Note: Traditionally, the recommendation has been that green tea be brewed at 180°F/82°C. Regretfully, modern society makes
it necessary to consider that water may not be free of harmful bacteria and other impurities. Therefore you need to boil water
to kill bacteria. If you wish to use traditional brewing temperatures bring the water to a boil and allow it to cool to the desired
brewing temperature – it’s the food safe thing to do!
SERVING THIS AS ICED TEA IS GENERALLY NOT RECOMMENDED. HOWEVER, SHOULD YOU WISH TO
BREW IT ANYWAY, PLEASE FOLLOW THE INSTRUCTIONS BELOW:
Iced tea brewing method (Pitcher): (to make 1 liter/quart): Break tea apart and place 6 slightly heaping teaspoons of loose
tea into a teapot or heat resistant pitcher. Using filtered or freshly drawn cold water, boil and pour 1¼ cups/315ml over the tea.
Steep for 5 minutes. Quarter fill a serving pitcher with cold water. Pour the tea into your serving pitcher straining the tea. Add
ice and top-up the pitcher with cold water. A rule of thumb when preparing fresh brewed iced tea is to increase the strength of
hot tea since it will be poured over ice and diluted with cold water. (Note: Some luxury quality teas may turn cloudy when
poured over ice. This is a sign of luxury quality and nothing to worry about!)
Iced tea brewing method (Individual Serving): Break tea apart and place 1 slightly heaping teaspoon of loose tea into a
teapot for each serving required. Using filtered or freshly drawn cold water, boil and pour 6-7oz/170-200ml per serving over
the tea. Cover and let steep for 5 minutes. Add hot tea to a 12oz/375ml acrylic glass filled with ice, straining the tea. Not all of
the tea will fit, allowing for approximately an additional ½ serving.
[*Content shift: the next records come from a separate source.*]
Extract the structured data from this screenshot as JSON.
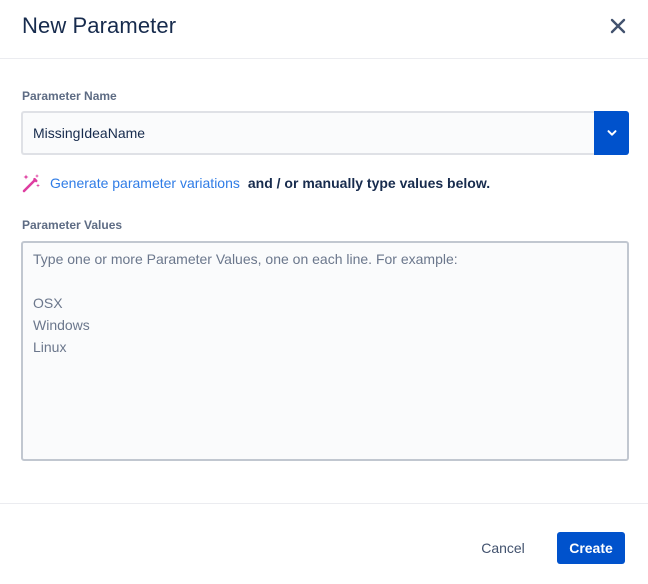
{
  "dialog": {
    "title": "New Parameter",
    "close_icon": "close-icon"
  },
  "parameter_name": {
    "label": "Parameter Name",
    "value": "MissingIdeaName",
    "dropdown_icon": "chevron-down-icon"
  },
  "generate": {
    "icon": "magic-wand-icon",
    "link_text": "Generate parameter variations",
    "rest_text": "and / or manually type values below."
  },
  "parameter_values": {
    "label": "Parameter Values",
    "placeholder": "Type one or more Parameter Values, one on each line. For example:\n\nOSX\nWindows\nLinux"
  },
  "footer": {
    "cancel_label": "Cancel",
    "create_label": "Create"
  },
  "colors": {
    "primary": "#0052CC",
    "link": "#2F7CE6",
    "wand": "#DE3DA0",
    "text": "#172B4D",
    "label": "#5E6C84"
  }
}
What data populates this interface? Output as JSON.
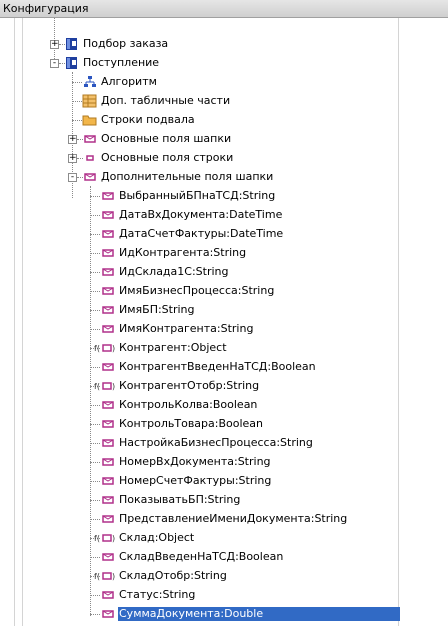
{
  "window": {
    "title": "Конфигурация"
  },
  "tree": {
    "nodes": [
      {
        "label": "Подбор заказа",
        "level": 0,
        "expander": "+",
        "icon": "book-icon"
      },
      {
        "label": "Поступление",
        "level": 0,
        "expander": "-",
        "icon": "book-icon"
      },
      {
        "label": "Алгоритм",
        "level": 1,
        "expander": "",
        "icon": "algorithm-icon"
      },
      {
        "label": "Доп. табличные части",
        "level": 1,
        "expander": "",
        "icon": "table-icon"
      },
      {
        "label": "Строки подвала",
        "level": 1,
        "expander": "",
        "icon": "folder-icon"
      },
      {
        "label": "Основные поля шапки",
        "level": 1,
        "expander": "+",
        "icon": "field-icon"
      },
      {
        "label": "Основные поля строки",
        "level": 1,
        "expander": "+",
        "icon": "small-field-icon"
      },
      {
        "label": "Дополнительные поля шапки",
        "level": 1,
        "expander": "-",
        "icon": "field-icon"
      },
      {
        "label": "ВыбранныйБПнаТСД:String",
        "level": 2,
        "expander": "",
        "icon": "field-icon"
      },
      {
        "label": "ДатаВхДокумента:DateTime",
        "level": 2,
        "expander": "",
        "icon": "field-icon"
      },
      {
        "label": "ДатаСчетФактуры:DateTime",
        "level": 2,
        "expander": "",
        "icon": "field-icon"
      },
      {
        "label": "ИдКонтрагента:String",
        "level": 2,
        "expander": "",
        "icon": "field-icon"
      },
      {
        "label": "ИдСклада1С:String",
        "level": 2,
        "expander": "",
        "icon": "field-icon"
      },
      {
        "label": "ИмяБизнесПроцесса:String",
        "level": 2,
        "expander": "",
        "icon": "field-icon"
      },
      {
        "label": "ИмяБП:String",
        "level": 2,
        "expander": "",
        "icon": "field-icon"
      },
      {
        "label": "ИмяКонтрагента:String",
        "level": 2,
        "expander": "",
        "icon": "field-icon"
      },
      {
        "label": "Контрагент:Object",
        "level": 2,
        "expander": "",
        "icon": "function-field-icon"
      },
      {
        "label": "КонтрагентВведенНаТСД:Boolean",
        "level": 2,
        "expander": "",
        "icon": "field-icon"
      },
      {
        "label": "КонтрагентОтобр:String",
        "level": 2,
        "expander": "",
        "icon": "function-field-icon"
      },
      {
        "label": "КонтрольКолва:Boolean",
        "level": 2,
        "expander": "",
        "icon": "field-icon"
      },
      {
        "label": "КонтрольТовара:Boolean",
        "level": 2,
        "expander": "",
        "icon": "field-icon"
      },
      {
        "label": "НастройкаБизнесПроцесса:String",
        "level": 2,
        "expander": "",
        "icon": "field-icon"
      },
      {
        "label": "НомерВхДокумента:String",
        "level": 2,
        "expander": "",
        "icon": "field-icon"
      },
      {
        "label": "НомерСчетФактуры:String",
        "level": 2,
        "expander": "",
        "icon": "field-icon"
      },
      {
        "label": "ПоказыватьБП:String",
        "level": 2,
        "expander": "",
        "icon": "field-icon"
      },
      {
        "label": "ПредставлениеИмениДокумента:String",
        "level": 2,
        "expander": "",
        "icon": "field-icon"
      },
      {
        "label": "Склад:Object",
        "level": 2,
        "expander": "",
        "icon": "function-field-icon"
      },
      {
        "label": "СкладВведенНаТСД:Boolean",
        "level": 2,
        "expander": "",
        "icon": "field-icon"
      },
      {
        "label": "СкладОтобр:String",
        "level": 2,
        "expander": "",
        "icon": "function-field-icon"
      },
      {
        "label": "Статус:String",
        "level": 2,
        "expander": "",
        "icon": "field-icon"
      },
      {
        "label": "СуммаДокумента:Double",
        "level": 2,
        "expander": "",
        "icon": "field-icon",
        "selected": true
      }
    ]
  },
  "colors": {
    "selection": "#316ac5",
    "field_icon": "#b0308a",
    "book_icon": "#1f3f9f"
  }
}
A rule of thumb when preparing fresh brewed iced tea is to
increase the strength of hot tea since it will be poured over ice and diluted. (Note: Some luxury quality teas may turn cloudy
when poured over ice. This is a sign of luxury quality and nothing to worry about!)
RECOMMENDATION: We recommend the use of our ‘1 Cup of Perfect Tea’
measuring spoon for best
More antioxidants are extracted from tea (L. Camellia Sinesis), or rooibos (Asphalatus Linearis), the longer it is brewed….and
the more tea or rooibos that is used, the greater the antioxidant benefit.
FOOD SAFETY ADVISORY:
While green tea is traditionally brewed using 180°F/82°C water, we strongly recommend using filtered or freshly drawn cold
water brought to a rolling boil when brewing all types of tea. Today‟s water has been known to carry viruses, parasites and
bacteria. Boiling the water will kill these elements and reduce the potential incidence of water-borne illnesses.
Ideal Brewing Temperature: 100ºC/212ºF.
Minimum Brewing Temperature: 90ºC/194ºF.